### Entries supplied

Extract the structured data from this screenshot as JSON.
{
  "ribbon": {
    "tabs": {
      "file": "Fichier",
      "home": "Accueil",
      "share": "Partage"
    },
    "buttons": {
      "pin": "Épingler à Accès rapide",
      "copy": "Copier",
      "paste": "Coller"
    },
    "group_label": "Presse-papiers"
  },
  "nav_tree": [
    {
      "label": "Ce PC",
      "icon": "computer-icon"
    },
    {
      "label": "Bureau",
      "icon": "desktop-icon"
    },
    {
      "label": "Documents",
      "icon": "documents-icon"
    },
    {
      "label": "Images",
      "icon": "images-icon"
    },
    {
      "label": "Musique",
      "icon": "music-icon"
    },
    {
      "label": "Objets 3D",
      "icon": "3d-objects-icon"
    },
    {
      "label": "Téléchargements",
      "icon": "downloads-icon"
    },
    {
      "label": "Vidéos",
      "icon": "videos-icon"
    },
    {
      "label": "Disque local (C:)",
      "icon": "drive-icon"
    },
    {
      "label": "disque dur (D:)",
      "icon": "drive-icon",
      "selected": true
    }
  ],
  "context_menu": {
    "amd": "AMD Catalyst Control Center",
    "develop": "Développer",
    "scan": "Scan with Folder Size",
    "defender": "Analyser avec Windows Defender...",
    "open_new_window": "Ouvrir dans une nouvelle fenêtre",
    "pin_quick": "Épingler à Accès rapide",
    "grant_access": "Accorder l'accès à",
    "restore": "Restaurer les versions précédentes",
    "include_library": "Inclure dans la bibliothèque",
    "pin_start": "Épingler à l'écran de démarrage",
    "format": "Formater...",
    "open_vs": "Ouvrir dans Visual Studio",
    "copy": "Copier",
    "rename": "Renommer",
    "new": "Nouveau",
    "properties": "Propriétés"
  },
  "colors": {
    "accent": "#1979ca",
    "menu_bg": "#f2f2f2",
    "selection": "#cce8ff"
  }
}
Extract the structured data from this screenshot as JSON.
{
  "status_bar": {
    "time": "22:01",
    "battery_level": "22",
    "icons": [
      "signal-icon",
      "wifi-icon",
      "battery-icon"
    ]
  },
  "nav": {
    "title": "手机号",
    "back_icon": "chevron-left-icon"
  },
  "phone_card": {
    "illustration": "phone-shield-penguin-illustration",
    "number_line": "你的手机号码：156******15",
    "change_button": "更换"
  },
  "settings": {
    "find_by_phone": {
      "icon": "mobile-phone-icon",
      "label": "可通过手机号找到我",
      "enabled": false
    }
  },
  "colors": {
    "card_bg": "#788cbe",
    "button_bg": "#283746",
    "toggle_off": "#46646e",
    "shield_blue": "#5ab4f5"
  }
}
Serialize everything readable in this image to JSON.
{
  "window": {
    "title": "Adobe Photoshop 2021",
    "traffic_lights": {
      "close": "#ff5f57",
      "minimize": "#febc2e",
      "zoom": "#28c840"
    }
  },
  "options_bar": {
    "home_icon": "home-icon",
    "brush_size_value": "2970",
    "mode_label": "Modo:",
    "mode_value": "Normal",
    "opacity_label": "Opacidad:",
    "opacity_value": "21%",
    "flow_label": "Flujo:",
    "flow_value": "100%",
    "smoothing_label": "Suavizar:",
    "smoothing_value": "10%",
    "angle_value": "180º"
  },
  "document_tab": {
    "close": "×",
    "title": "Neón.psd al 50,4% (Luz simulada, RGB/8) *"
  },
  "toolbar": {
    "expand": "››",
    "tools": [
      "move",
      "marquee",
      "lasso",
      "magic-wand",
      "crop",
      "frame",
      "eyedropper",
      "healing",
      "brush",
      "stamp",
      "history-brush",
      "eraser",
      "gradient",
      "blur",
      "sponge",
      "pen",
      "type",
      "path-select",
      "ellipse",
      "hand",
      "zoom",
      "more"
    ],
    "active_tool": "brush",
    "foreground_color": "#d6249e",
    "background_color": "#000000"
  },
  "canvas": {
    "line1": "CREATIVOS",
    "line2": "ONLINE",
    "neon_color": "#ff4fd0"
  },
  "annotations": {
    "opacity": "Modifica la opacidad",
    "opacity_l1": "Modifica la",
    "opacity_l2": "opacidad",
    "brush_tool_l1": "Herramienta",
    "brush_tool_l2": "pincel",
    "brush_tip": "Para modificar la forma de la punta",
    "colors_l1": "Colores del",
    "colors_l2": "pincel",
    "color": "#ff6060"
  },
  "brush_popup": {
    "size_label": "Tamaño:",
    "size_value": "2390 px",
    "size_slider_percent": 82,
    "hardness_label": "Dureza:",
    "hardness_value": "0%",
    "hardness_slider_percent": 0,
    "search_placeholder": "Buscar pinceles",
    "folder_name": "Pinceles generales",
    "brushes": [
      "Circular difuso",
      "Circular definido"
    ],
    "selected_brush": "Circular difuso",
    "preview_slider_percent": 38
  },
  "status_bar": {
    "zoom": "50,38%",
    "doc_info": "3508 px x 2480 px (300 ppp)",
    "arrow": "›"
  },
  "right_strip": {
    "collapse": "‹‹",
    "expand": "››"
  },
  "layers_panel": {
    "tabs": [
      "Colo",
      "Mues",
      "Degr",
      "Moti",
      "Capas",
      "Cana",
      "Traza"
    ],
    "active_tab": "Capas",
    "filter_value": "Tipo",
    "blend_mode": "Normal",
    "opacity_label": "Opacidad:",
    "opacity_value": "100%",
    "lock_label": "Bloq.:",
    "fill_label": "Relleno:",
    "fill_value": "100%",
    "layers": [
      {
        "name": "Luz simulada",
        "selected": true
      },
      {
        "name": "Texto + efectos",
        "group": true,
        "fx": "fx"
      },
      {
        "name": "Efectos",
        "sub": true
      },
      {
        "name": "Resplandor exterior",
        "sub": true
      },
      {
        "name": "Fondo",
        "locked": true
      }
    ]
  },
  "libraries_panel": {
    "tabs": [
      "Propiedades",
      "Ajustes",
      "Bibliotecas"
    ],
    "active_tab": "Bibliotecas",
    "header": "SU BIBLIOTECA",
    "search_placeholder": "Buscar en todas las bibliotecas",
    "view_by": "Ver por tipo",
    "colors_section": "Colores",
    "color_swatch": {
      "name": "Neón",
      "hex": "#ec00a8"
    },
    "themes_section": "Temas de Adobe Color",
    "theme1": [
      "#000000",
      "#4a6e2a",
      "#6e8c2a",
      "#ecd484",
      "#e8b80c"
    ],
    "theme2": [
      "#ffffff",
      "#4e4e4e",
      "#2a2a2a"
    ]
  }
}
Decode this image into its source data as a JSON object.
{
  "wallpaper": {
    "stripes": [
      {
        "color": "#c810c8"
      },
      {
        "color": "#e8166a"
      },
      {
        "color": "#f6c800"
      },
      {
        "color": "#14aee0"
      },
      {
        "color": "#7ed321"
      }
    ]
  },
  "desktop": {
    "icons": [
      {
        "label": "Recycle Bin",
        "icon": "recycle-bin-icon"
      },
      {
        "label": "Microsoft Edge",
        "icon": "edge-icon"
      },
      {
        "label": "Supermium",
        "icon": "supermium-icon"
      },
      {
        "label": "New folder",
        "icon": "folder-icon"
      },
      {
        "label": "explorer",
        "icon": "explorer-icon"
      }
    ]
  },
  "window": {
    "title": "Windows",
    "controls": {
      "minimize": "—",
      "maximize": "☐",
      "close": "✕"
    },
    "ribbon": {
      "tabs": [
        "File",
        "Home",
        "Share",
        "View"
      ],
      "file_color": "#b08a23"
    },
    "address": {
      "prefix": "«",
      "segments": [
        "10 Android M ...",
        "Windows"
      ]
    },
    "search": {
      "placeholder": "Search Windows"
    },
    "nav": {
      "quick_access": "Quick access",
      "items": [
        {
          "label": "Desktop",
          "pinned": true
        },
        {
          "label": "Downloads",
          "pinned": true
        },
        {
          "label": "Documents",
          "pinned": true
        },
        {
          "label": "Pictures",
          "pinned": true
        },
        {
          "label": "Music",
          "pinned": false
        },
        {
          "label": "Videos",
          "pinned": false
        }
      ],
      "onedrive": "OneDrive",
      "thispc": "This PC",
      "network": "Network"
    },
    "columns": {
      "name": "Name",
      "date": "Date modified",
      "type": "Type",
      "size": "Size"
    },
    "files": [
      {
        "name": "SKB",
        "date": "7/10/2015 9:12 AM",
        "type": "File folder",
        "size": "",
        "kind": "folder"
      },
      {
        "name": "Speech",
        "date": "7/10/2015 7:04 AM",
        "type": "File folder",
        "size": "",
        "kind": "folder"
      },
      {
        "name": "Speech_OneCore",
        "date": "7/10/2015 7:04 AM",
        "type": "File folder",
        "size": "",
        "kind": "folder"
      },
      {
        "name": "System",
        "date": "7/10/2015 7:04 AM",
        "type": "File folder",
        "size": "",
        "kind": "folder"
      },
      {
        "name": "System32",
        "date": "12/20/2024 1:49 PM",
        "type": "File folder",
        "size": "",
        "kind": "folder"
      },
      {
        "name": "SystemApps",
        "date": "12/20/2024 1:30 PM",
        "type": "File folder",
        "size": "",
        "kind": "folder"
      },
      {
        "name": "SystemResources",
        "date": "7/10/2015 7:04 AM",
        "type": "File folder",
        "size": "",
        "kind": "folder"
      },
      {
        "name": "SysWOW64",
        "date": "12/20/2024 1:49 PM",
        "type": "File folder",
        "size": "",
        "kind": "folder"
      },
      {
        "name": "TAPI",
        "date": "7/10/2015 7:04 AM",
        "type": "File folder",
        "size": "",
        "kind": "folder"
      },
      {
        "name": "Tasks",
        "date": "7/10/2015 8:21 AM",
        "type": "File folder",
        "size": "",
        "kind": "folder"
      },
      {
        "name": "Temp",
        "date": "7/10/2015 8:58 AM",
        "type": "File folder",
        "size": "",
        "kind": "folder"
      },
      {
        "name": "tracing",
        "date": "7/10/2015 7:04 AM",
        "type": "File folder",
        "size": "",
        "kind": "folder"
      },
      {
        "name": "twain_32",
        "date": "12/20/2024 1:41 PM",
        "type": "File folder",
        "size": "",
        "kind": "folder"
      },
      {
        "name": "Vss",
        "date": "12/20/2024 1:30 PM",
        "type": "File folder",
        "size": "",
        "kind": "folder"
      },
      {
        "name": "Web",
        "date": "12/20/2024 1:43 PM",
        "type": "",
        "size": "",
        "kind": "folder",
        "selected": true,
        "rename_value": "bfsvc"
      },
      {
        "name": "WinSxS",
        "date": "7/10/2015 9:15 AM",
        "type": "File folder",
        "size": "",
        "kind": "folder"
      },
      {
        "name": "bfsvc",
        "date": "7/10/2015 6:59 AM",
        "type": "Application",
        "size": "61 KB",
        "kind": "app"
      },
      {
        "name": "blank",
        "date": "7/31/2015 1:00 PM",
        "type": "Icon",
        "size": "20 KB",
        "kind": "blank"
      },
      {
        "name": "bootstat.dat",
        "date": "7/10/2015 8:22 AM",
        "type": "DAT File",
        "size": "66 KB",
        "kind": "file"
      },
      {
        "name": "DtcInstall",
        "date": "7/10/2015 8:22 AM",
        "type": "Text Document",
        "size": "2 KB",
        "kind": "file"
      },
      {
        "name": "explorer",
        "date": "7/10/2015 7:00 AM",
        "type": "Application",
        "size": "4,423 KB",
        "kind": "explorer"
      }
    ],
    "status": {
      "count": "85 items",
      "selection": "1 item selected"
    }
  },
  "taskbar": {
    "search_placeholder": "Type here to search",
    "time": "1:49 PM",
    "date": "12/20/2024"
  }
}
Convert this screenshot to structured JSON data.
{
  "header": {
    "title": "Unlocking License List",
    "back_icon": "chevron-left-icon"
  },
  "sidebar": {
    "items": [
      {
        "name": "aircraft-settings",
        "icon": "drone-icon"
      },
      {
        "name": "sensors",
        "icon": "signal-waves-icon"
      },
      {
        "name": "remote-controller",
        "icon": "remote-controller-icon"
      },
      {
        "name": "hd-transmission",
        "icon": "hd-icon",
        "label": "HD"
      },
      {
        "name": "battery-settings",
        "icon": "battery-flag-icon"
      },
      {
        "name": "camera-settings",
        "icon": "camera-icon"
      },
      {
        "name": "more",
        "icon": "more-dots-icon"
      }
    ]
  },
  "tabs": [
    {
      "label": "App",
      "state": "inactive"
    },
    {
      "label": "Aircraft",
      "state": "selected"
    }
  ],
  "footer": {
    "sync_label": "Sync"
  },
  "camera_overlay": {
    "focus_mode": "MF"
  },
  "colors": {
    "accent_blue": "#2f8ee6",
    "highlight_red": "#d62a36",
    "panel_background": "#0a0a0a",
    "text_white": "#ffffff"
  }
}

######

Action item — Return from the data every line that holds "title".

Task solution —
    "title": "手机号",
    "title": "Adobe Photoshop 2021",
    "title": "Neón.psd al 50,4% (Luz simulada, RGB/8) *"
    "title": "Windows",
    "title": "Unlocking License List",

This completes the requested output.